What Is Cannabigerol (CBG)?

The non-psychoactive compound cannabigerol (CBG) is one of many lesser-known cannabinoids found in cannabis that has come under the spotlight in recent years. It was discovered along with many other cannabinoids during the 1960s, but so far there has been little conducted on CBG alone.

We don't find large quantities of CBG in most commercial cannabis strains (most test at levels of 1% CBG or less) because you can only collect it during the earliest stages of the plant's flowering cycle. To understand why this is the case is to understand the importance of cannabigerolic acid (CBGA), the acidic form and precursor of CBG.

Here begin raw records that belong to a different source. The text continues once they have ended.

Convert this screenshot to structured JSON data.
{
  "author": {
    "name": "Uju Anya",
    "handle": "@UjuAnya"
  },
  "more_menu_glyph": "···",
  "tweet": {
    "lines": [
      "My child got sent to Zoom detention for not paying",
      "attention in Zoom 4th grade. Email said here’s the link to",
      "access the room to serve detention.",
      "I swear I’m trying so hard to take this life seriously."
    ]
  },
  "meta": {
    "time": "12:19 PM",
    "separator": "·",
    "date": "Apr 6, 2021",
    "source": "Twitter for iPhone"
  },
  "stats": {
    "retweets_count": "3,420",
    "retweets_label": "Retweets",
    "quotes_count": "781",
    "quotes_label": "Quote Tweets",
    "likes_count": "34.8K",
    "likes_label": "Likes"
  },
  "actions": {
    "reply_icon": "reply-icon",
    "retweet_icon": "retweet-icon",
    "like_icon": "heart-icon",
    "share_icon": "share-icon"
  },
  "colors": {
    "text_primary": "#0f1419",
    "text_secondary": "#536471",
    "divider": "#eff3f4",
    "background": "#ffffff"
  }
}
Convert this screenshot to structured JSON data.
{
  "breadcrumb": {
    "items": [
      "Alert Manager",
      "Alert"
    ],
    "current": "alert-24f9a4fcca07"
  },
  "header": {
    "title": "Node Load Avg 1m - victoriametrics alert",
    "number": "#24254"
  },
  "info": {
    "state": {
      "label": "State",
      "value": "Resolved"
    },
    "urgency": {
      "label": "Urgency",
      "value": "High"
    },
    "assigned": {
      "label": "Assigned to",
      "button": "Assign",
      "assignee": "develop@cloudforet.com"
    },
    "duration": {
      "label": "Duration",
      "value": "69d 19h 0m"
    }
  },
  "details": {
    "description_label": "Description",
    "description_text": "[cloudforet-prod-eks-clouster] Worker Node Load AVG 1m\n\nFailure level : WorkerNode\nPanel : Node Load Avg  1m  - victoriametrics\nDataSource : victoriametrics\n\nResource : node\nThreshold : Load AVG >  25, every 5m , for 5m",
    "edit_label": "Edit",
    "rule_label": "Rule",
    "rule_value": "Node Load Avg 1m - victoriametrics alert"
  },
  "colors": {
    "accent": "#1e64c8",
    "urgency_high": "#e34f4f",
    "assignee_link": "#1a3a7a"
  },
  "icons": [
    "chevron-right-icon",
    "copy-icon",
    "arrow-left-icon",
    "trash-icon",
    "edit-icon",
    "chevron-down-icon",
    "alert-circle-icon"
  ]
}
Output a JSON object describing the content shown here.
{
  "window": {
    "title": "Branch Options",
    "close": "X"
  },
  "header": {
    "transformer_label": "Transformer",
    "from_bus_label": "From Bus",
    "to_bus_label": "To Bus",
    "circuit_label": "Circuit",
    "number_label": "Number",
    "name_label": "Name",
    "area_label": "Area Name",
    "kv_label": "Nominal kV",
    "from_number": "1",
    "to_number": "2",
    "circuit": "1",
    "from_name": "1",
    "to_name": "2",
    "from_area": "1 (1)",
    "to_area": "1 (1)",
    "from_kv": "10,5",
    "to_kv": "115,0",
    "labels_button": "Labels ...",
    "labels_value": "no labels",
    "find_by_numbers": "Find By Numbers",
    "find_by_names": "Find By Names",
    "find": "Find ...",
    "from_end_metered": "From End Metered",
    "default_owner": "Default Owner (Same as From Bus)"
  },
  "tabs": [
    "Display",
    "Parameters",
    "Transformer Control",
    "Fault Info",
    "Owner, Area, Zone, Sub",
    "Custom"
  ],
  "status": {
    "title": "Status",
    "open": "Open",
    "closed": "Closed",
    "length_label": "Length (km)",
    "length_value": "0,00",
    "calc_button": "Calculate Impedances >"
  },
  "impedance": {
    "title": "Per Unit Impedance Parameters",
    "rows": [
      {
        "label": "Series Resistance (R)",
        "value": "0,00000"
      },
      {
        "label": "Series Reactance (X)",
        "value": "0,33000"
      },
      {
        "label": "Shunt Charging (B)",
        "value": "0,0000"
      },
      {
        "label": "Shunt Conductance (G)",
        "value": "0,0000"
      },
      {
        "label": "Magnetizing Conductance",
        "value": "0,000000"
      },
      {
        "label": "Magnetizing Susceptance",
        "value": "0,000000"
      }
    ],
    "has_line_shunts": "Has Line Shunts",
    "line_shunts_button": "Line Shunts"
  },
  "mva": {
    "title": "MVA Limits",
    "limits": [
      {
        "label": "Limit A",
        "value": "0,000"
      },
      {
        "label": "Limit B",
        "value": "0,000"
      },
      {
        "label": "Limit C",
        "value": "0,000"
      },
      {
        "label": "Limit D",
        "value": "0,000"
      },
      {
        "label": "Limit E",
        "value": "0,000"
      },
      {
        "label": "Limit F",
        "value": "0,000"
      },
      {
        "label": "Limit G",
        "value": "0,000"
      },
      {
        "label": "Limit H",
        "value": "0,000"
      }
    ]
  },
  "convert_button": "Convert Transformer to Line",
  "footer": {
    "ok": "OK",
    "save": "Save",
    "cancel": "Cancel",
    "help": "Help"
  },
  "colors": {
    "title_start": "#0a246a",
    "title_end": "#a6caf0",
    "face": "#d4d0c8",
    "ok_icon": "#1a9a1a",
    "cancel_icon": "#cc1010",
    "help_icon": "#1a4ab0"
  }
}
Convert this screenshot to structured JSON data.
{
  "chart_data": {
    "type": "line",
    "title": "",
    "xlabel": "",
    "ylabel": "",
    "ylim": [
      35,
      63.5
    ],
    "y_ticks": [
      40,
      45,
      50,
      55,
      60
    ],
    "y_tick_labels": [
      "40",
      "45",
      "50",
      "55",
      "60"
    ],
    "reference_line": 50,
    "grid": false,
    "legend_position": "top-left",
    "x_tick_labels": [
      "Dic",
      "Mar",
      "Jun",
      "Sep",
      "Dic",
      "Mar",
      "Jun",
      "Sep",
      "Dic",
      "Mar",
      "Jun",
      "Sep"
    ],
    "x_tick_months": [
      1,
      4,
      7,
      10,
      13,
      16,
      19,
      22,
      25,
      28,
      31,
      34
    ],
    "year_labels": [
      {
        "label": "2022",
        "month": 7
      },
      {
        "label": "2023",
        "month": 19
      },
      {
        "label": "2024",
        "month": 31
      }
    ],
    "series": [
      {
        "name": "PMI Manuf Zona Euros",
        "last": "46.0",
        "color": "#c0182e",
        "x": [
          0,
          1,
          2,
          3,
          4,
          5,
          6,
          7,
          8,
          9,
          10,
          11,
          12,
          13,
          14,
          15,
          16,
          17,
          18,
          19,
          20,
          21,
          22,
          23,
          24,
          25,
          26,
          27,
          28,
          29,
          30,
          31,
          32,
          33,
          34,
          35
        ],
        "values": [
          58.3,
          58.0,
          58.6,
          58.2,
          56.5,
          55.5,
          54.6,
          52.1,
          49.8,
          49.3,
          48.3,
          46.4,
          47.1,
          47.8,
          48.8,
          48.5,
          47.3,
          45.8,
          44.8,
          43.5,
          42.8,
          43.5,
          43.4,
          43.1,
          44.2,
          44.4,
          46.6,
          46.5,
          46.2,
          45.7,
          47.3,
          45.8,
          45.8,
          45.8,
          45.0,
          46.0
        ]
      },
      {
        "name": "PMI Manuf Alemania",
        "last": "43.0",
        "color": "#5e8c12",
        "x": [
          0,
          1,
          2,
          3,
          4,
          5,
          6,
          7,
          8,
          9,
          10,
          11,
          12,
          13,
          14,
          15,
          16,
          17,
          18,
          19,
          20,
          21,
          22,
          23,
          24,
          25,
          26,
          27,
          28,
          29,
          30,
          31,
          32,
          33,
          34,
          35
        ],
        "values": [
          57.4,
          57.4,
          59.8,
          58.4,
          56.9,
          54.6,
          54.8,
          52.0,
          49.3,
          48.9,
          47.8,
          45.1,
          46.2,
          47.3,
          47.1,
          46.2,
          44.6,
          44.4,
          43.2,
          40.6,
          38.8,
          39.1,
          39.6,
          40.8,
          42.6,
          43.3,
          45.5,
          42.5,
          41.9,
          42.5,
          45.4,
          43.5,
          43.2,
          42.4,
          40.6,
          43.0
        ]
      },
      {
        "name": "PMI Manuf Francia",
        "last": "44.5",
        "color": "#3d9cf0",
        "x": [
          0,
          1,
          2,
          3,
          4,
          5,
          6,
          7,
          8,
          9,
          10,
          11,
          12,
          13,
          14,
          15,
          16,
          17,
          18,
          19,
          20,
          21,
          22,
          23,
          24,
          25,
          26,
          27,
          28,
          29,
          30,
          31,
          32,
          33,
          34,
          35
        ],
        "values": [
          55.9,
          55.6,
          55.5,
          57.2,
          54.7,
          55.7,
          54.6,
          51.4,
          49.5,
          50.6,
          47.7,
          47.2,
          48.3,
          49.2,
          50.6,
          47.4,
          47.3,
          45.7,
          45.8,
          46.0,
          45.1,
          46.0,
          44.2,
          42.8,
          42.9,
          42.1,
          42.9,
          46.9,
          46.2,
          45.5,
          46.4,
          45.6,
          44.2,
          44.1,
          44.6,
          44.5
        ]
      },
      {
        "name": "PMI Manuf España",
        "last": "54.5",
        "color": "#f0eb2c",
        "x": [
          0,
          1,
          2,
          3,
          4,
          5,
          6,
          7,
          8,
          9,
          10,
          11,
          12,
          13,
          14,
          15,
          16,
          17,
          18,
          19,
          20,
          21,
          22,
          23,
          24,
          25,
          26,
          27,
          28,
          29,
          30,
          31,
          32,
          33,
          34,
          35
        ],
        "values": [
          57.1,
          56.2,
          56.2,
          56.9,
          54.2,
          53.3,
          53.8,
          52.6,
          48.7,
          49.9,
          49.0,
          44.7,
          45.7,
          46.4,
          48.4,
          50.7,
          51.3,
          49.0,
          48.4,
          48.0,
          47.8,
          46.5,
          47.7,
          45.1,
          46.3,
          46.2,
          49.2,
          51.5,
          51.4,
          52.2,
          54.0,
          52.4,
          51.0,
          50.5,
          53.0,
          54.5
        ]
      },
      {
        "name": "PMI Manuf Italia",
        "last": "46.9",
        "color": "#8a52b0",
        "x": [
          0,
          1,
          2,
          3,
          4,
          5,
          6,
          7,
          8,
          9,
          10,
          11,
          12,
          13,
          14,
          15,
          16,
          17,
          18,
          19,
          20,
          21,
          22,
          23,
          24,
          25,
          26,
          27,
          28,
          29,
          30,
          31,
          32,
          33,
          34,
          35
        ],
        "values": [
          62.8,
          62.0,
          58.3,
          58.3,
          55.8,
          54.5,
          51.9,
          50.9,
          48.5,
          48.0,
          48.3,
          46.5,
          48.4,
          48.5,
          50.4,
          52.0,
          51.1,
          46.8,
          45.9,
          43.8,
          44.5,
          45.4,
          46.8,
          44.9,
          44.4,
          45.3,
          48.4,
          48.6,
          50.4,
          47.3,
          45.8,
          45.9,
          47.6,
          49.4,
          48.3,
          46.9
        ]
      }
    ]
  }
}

CBGA is the first cannabinoid produced in the trichomes that coat cannabis flowers, and as the buds mature this compound naturally converts into three new acidic forms of cannabinoids: cannabidiolic acid (CBDA), and cannabichromenic acid (CBCA), and tetrahydrocannabinolic acid (THCA). By the time flowers are ready for harvest, very little CBGA remains to become CBG through decarboxylation.

We know CBG provides relief from a range of ailments such as pain, dry skin conditions, glaucoma, as well as feelings of depression and anxiety. It is also known to have anti-fungal, antibacterial, antiseptic, anti-inflammatory, and neuroprotective properties. However, CBG has recently garnered much attention for the promise it shows in treating complicated, chronic conditions such as Huntington's disease, multiple sclerosis, Crohn's disease, and several cancers.

For example, in 2014 a team of Italian scientists studying colon cancer found CBG “promoted apoptosis...and reduced cell growth in CRC (colorectal cancer) cells” and recommended that “CBG should be considered translationally in CRC prevention and cure.” We also know it is effective against bladder, lung, liver, ovarian, pancreatic, skin, and breast cancers.

Another exciting discovery came in 2015 when a research team at the Complutense University of Madrid studying CBG's effect on mice with Huntington's Disease found the compound “was extremely active as neuroprotectant in mice intoxicated with 3-nitropropionate (3NP)...and improved the levels of antioxidant defenses that were also significantly reduced by 3NP.” As research continues we learn more about how to use CBG to our benefit and develop strains that produce larger quantities of the compound.


You’ll often see people advocating for marijuana research, and you may wonder why the heck we’re still doing that. Cannabis has been around for thousands of years, and we surely must know all of its effects, right? Well, not quite.